“Nothing personal” is a familiar phrase in family owned businesses. The intent is clear: run the family business like a business, not a family. So often, however, family business decisions do become personal and family members end up hurt or angry. The danger point lies not so much in the actual decisions but in the decision making process. Often the decision is sound but the process is flawed.
One example is that of “undivided” land and mineral rights. If the family business includes assets of land or mineral rights with clear title, the business is free to sell the asset. By contrast, when family members own the asset as individuals, the asset cannot be sold without the signatures of all the individual owners. When an asset is owned by more than one person none of the owners are free to sell their interest until they “divide” and legally describe the asset or all sign off on the sale. Deeds and Titles that fit this description are considered “clouded” and until the cloud is cleared up the sale is not legal. Many family members do not understand this and assume they could sell their portion of the asset whenever they wish. Often enough when there is a need for money or the value has increased one or more members decide to sell. There is shock and then anger at hearing “no can do”.
These misunderstandings all too often give rise to family arguments, bitterness and alienation. Inevitably one of the owners or, in the case of inheritance, one of the heirs demands their rights and threatens to sue. The rest of the owners are put in a bind if they do not agree to sell the entire asset: blocking the sale would set off a firestorm of negative family dynamics.
Therefore: educate your board and all the owners of your family business about these matters and make sure solutions are in place before the situation ever arises. There are three easy standard solutions.
If the asset is to remain undivided, the Chief Executive of the family business and the board make the decision about whether and when to sell company assets.
If the asset is to remain undivided but one or more of the owners wish to sell their portion, the other owners agree to buy it at fair market value and all the owners agree to a method of determining that value.
If the asset is to be divided, everybody will end up owning their portion and will be free to do with it as the wish.

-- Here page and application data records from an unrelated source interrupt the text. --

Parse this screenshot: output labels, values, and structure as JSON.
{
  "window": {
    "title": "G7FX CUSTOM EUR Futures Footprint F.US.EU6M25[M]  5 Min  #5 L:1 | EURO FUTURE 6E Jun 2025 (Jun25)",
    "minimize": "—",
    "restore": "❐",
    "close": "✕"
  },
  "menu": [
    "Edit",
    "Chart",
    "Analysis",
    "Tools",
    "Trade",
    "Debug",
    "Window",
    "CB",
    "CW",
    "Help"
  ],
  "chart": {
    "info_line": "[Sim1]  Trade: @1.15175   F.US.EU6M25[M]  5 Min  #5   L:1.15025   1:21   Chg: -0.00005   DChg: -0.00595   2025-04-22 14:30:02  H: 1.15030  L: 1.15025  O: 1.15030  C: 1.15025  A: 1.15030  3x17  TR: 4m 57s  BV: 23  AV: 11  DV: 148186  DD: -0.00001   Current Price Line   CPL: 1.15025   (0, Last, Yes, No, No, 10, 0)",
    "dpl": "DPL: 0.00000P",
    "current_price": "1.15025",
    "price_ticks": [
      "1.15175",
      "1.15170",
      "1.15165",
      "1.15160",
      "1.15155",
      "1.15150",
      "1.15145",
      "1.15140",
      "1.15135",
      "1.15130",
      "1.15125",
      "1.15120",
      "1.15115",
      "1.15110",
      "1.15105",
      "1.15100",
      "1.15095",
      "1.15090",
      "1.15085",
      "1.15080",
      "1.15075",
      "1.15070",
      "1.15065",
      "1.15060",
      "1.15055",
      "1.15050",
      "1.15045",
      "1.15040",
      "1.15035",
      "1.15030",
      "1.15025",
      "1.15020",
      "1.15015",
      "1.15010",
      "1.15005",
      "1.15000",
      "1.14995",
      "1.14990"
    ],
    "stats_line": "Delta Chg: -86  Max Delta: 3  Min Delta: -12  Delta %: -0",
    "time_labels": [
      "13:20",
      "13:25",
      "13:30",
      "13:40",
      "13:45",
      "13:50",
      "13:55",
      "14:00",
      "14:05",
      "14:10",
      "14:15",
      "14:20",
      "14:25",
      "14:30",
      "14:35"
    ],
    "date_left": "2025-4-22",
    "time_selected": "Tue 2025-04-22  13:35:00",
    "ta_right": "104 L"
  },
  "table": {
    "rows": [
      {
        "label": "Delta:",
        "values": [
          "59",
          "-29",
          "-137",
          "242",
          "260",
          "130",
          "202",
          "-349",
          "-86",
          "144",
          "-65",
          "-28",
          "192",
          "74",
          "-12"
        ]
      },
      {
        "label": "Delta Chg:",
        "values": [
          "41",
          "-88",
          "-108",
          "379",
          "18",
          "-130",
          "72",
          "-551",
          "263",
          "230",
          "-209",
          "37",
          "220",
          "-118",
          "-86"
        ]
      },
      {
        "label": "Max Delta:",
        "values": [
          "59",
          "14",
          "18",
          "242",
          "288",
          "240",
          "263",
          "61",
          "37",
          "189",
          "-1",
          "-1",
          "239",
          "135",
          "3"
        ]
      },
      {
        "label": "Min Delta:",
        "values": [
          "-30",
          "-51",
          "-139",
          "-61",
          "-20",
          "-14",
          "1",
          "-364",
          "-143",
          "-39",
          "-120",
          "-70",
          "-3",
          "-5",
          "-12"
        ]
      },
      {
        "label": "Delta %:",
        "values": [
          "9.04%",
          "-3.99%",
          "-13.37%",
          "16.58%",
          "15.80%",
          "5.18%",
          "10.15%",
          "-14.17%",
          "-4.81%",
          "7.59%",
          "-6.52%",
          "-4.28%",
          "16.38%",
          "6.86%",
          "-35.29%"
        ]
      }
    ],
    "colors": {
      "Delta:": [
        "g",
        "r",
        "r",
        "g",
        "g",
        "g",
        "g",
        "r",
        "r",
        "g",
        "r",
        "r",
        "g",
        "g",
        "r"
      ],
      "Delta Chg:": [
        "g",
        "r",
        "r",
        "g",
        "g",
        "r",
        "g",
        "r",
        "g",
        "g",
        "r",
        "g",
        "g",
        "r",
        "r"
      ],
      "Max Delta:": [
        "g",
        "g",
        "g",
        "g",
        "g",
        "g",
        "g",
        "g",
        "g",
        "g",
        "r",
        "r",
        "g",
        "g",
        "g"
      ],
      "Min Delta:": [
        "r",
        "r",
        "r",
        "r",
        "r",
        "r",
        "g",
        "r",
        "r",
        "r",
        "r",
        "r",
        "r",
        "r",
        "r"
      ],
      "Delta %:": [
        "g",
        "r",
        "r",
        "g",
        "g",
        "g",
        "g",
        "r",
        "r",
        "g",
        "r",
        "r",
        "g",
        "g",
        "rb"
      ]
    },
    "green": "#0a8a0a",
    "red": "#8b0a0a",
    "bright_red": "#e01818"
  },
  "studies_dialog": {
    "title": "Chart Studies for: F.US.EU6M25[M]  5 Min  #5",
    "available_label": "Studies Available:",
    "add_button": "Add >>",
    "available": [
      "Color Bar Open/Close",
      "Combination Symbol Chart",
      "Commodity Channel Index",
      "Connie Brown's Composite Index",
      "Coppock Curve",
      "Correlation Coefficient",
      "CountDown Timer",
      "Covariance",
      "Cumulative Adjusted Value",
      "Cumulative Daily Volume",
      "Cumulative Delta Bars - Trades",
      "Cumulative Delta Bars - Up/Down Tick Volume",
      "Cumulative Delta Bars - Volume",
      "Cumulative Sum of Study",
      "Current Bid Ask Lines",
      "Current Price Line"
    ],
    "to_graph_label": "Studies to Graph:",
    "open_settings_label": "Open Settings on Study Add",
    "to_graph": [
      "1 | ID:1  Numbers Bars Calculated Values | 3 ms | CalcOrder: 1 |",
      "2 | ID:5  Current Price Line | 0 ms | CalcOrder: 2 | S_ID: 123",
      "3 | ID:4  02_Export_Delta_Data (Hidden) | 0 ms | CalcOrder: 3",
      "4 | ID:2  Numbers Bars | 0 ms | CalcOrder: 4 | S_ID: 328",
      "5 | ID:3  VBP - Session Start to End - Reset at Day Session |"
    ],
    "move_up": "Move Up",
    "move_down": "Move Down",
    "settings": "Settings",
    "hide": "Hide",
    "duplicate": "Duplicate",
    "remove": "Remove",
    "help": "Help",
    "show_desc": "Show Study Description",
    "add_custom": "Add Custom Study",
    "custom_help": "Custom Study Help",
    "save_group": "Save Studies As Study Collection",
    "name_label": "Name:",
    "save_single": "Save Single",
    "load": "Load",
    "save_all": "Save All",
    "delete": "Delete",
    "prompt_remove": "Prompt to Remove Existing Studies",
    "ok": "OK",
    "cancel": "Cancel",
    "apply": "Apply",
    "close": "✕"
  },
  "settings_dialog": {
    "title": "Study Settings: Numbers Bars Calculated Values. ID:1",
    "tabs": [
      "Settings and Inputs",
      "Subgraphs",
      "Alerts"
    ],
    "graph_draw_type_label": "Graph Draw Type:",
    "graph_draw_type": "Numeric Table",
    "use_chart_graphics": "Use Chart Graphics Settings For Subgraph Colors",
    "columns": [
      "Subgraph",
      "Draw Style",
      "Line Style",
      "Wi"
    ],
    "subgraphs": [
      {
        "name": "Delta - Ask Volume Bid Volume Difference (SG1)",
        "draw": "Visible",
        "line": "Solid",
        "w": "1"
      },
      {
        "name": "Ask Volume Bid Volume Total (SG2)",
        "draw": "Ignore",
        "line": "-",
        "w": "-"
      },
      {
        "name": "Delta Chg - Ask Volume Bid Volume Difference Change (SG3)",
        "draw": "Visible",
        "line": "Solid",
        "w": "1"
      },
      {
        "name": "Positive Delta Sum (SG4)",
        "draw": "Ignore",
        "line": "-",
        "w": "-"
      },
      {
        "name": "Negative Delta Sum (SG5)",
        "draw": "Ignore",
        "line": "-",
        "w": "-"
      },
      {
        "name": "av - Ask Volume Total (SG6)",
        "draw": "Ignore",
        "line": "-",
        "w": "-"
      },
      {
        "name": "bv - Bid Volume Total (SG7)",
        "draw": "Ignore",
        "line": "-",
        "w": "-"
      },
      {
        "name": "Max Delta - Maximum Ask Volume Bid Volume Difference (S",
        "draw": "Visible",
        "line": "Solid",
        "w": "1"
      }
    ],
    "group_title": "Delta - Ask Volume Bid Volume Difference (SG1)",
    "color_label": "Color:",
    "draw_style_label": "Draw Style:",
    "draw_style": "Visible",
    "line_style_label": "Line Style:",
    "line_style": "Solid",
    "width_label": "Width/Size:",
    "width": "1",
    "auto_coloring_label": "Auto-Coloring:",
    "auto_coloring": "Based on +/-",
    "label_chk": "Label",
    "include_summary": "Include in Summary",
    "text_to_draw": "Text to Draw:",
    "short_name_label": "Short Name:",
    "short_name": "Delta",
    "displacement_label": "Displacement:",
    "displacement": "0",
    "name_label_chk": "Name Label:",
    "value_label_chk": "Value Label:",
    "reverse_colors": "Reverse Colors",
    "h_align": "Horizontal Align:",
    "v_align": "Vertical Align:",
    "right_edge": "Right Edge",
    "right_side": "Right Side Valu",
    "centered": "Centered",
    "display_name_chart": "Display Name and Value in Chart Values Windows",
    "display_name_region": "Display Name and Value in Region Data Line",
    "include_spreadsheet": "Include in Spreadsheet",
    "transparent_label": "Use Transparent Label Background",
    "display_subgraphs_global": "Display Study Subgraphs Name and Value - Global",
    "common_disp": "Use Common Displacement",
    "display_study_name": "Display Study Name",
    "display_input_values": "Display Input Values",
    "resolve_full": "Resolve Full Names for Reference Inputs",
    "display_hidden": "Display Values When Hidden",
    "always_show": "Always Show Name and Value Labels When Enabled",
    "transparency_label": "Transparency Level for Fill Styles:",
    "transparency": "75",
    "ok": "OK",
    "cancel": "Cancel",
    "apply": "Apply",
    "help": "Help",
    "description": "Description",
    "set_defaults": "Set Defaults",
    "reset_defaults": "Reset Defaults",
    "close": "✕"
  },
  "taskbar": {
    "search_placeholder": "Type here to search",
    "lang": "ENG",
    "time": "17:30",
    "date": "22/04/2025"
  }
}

And do not forget to consult both your attorney and your accountant when you establish
these procedures as well as when you utilize them. Let there be peace in the valley!